#### Activity:
Among the entries that follow, count the lines with the word "true" and report the number by itself.

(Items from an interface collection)
%%

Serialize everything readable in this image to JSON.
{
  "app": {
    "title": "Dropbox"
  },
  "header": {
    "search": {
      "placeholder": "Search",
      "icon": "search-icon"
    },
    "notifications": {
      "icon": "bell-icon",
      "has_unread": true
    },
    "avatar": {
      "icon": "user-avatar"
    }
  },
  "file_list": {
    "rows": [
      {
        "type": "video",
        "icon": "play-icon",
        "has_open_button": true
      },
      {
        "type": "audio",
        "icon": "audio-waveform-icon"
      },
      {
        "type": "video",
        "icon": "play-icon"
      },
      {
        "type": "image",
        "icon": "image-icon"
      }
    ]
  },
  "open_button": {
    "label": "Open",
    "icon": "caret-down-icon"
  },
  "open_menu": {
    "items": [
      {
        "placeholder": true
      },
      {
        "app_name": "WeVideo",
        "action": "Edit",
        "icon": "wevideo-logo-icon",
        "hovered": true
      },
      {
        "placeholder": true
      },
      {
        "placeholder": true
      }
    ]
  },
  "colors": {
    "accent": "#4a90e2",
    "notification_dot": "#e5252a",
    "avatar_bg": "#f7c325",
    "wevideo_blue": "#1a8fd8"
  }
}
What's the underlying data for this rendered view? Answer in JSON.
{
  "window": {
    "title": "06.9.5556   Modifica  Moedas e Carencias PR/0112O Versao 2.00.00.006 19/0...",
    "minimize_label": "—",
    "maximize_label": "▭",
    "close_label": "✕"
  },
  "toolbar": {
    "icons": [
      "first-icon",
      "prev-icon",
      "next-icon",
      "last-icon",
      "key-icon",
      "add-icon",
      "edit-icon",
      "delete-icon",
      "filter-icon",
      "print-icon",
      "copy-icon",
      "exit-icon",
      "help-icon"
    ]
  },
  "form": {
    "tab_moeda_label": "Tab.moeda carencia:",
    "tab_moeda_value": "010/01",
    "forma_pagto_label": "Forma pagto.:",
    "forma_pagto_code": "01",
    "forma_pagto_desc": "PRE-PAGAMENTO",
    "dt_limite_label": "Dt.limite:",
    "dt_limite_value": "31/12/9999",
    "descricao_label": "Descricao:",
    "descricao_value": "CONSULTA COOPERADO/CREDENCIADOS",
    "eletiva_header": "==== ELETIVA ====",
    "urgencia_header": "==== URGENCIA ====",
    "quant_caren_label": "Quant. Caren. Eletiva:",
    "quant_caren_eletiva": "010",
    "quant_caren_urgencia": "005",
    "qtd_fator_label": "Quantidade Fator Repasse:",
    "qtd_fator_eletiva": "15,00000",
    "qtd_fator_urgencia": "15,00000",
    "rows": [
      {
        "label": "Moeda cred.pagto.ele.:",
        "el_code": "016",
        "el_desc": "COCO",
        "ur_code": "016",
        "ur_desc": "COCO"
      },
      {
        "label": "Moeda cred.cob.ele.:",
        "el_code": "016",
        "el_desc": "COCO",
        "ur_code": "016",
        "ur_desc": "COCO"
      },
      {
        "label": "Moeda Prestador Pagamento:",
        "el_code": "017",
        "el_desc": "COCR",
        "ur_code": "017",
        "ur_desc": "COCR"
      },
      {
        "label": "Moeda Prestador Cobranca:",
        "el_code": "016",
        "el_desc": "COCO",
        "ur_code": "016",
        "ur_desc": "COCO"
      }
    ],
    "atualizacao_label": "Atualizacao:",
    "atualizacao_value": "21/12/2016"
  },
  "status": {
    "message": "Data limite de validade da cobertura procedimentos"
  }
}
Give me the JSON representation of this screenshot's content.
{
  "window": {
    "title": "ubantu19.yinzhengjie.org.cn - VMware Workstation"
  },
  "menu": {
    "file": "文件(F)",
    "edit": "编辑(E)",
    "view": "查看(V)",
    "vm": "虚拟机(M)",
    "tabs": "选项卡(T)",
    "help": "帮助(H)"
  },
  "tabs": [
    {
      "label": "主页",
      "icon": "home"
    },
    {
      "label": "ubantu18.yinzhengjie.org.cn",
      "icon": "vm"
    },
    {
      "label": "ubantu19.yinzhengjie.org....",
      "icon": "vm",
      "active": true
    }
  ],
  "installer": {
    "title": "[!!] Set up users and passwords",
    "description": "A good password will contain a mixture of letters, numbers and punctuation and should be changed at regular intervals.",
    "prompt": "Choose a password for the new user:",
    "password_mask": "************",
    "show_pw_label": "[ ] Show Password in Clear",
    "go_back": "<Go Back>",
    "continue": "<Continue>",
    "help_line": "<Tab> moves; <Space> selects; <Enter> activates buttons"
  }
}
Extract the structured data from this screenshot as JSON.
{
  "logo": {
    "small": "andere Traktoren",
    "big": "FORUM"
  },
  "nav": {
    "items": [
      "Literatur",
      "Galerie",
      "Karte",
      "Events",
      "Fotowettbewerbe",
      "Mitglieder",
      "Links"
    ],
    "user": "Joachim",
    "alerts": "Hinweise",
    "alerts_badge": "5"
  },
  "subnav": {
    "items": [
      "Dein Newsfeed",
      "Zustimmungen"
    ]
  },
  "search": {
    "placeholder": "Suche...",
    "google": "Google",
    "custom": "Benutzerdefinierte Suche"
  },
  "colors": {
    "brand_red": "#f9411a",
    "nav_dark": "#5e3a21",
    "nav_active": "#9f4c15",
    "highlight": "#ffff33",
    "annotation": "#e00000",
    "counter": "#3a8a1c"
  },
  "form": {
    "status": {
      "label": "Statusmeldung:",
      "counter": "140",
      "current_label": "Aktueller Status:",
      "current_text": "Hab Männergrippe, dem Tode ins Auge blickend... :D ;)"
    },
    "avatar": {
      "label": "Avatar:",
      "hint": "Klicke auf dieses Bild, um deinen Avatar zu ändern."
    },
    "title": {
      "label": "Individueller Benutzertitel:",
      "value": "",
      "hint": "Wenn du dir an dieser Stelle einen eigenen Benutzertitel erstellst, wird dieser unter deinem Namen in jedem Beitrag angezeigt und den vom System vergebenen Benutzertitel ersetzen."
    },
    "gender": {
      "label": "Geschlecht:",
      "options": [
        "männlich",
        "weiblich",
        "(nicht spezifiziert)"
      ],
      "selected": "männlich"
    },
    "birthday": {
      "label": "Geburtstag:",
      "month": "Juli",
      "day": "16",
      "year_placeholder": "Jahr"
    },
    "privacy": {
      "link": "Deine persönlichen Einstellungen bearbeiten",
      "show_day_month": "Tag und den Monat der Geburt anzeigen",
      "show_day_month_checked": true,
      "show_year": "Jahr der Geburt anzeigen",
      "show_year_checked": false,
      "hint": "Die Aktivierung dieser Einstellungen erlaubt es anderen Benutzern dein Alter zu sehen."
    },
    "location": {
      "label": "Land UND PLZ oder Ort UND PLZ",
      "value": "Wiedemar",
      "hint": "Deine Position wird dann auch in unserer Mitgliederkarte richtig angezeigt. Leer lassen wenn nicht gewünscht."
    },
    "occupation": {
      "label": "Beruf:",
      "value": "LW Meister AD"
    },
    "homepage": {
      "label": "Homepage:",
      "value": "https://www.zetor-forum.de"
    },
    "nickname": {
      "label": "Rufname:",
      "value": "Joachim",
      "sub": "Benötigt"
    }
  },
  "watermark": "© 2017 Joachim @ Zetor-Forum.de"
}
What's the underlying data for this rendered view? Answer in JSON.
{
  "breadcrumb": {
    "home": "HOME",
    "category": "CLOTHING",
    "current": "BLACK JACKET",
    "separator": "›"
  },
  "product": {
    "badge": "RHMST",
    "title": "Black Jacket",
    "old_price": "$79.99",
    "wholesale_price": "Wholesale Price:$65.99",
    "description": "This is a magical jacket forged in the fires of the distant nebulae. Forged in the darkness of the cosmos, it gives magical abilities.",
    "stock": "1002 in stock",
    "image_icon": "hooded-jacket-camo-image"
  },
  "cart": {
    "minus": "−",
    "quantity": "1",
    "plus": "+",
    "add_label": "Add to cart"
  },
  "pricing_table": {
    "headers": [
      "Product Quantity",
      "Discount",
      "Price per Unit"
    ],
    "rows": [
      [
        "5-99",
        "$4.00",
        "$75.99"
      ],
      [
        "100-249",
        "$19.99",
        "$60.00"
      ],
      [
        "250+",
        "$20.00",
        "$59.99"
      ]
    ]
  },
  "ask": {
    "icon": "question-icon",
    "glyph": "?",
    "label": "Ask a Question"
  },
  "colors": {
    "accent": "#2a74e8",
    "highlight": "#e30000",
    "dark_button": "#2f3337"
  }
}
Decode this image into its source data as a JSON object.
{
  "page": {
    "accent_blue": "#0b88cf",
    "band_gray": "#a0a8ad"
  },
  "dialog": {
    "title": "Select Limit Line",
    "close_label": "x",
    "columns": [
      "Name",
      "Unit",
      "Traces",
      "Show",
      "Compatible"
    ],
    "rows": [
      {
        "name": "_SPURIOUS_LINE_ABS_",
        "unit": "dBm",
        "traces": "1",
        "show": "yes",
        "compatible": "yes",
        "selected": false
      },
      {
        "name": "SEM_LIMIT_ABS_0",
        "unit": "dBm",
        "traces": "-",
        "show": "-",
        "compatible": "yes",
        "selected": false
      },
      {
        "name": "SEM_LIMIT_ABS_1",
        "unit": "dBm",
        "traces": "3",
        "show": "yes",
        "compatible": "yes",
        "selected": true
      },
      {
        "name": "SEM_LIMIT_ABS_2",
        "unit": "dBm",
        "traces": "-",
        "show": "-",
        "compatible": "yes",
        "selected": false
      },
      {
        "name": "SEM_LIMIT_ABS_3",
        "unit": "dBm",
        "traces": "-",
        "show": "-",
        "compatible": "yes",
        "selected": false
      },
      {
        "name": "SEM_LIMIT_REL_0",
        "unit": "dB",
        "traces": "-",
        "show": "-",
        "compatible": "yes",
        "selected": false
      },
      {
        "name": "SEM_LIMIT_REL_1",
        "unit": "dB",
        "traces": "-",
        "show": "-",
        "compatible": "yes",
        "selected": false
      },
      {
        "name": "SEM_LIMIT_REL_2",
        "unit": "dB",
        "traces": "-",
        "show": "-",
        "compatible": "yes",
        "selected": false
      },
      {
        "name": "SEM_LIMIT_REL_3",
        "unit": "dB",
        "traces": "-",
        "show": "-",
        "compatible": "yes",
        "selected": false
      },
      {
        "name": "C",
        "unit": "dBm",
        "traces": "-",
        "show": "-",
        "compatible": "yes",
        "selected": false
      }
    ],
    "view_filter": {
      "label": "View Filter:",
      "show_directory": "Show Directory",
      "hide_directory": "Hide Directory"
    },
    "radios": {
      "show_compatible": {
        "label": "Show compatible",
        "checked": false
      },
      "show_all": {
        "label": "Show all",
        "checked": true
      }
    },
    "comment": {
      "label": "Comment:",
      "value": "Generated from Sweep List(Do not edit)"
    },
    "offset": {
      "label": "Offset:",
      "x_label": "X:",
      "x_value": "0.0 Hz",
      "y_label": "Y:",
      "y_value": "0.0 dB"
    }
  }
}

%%

#### Exercise response:
10